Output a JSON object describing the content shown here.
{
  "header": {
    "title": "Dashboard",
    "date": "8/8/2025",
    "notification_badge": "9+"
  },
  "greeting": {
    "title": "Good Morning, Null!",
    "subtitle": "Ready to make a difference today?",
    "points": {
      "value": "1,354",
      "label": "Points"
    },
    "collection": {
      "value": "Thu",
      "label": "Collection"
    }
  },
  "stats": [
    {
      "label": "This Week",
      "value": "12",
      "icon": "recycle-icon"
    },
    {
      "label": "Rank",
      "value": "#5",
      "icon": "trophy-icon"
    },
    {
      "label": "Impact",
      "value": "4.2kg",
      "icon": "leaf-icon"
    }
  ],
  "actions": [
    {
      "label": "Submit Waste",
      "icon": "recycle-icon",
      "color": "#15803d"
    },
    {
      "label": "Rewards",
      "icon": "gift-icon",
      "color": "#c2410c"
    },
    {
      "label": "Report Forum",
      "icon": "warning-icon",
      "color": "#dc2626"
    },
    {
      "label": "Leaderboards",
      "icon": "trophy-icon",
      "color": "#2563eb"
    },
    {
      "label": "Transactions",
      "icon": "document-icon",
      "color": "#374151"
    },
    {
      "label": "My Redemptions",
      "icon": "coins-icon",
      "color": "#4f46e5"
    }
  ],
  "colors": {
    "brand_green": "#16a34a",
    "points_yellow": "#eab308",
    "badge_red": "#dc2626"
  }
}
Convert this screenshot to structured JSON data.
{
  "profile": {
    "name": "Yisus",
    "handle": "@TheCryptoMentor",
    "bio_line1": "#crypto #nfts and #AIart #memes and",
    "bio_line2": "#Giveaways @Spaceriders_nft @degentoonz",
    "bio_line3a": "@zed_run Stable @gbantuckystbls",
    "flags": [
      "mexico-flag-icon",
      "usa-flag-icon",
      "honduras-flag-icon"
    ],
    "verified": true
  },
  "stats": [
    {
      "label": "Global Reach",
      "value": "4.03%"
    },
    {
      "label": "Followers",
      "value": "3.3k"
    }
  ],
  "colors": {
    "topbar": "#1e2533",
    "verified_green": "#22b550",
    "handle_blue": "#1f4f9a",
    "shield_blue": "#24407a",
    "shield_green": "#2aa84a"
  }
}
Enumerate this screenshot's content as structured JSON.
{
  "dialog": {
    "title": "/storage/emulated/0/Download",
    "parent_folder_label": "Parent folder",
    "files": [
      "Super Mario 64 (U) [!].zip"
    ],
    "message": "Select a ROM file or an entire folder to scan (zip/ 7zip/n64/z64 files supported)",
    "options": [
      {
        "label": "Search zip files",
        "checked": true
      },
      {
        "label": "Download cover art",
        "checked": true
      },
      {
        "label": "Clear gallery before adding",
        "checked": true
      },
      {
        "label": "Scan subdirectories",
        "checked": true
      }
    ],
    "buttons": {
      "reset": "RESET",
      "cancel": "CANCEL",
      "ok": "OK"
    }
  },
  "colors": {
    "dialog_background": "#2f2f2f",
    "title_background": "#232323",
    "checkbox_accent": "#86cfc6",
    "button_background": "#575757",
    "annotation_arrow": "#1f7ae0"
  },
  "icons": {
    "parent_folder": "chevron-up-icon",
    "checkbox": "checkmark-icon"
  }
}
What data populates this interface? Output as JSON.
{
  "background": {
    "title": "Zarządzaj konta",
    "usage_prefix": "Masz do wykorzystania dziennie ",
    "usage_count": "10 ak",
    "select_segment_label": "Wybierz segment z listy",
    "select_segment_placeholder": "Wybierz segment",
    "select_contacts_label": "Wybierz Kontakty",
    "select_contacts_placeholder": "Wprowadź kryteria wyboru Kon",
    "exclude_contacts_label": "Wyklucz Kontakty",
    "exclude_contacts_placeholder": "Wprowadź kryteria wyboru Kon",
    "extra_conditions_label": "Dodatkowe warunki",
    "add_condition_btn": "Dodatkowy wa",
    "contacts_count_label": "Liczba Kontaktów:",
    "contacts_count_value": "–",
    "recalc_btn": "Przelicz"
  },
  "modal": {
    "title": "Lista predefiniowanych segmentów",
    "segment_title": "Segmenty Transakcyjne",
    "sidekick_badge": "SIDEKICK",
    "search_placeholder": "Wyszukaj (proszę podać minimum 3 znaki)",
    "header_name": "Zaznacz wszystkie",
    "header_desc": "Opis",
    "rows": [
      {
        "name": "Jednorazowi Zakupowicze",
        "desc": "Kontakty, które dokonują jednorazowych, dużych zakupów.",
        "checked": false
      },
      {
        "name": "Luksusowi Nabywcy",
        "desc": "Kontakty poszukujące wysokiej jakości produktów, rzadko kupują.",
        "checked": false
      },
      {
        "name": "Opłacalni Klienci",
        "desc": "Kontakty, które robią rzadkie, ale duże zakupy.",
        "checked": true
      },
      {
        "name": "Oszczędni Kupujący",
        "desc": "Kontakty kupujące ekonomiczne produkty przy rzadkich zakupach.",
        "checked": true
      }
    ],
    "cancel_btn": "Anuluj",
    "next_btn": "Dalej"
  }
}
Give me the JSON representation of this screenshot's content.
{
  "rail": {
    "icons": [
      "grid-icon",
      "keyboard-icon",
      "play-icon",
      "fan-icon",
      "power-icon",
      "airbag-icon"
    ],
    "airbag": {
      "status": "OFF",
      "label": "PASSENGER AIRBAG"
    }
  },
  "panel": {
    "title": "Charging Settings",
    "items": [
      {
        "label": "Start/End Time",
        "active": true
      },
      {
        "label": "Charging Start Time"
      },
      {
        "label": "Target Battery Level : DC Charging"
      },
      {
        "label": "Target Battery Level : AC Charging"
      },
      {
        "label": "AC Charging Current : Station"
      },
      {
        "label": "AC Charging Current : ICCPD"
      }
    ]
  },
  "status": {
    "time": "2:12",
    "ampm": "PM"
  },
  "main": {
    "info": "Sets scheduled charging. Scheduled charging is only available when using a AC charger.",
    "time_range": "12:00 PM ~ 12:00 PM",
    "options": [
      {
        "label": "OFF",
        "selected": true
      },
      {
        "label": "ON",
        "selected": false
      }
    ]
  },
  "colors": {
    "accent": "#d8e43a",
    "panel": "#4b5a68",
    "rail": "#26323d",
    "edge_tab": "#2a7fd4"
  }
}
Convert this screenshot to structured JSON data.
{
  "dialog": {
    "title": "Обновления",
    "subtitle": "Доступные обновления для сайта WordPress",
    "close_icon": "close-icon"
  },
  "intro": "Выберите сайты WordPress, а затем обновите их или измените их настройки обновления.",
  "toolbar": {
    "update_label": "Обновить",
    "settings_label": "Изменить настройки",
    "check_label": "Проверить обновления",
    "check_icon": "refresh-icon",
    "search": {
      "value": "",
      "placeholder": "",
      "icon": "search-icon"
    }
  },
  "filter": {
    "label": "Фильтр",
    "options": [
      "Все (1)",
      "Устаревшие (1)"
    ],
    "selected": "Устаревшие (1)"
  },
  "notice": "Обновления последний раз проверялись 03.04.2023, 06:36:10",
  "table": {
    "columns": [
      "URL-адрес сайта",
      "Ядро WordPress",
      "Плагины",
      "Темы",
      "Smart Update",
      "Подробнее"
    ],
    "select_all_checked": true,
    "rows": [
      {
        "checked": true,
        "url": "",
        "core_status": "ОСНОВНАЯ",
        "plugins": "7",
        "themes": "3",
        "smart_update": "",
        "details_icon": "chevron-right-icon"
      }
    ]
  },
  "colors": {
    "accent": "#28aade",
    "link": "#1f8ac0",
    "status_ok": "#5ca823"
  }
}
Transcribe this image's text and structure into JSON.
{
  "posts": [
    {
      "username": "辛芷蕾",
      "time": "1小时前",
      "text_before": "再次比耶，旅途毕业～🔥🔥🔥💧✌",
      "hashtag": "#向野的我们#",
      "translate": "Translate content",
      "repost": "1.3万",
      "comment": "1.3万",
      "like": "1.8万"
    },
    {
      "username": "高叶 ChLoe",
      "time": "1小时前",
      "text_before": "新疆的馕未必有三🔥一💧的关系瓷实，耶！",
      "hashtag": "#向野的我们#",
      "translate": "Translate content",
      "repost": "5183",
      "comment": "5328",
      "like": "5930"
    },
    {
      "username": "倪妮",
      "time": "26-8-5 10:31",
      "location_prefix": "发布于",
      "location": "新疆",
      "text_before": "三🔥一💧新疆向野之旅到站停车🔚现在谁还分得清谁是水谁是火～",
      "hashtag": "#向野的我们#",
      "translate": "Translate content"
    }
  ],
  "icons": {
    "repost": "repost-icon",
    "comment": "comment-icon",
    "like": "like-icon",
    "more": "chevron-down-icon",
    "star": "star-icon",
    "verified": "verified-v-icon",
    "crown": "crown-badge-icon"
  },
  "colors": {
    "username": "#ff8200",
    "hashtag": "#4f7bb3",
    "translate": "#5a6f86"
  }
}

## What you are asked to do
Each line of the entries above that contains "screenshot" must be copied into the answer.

## Answer for this exercise
Convert this screenshot to structured JSON data.
Enumerate this screenshot's content as structured JSON.
Give me the JSON representation of this screenshot's content.
Convert this screenshot to structured JSON data.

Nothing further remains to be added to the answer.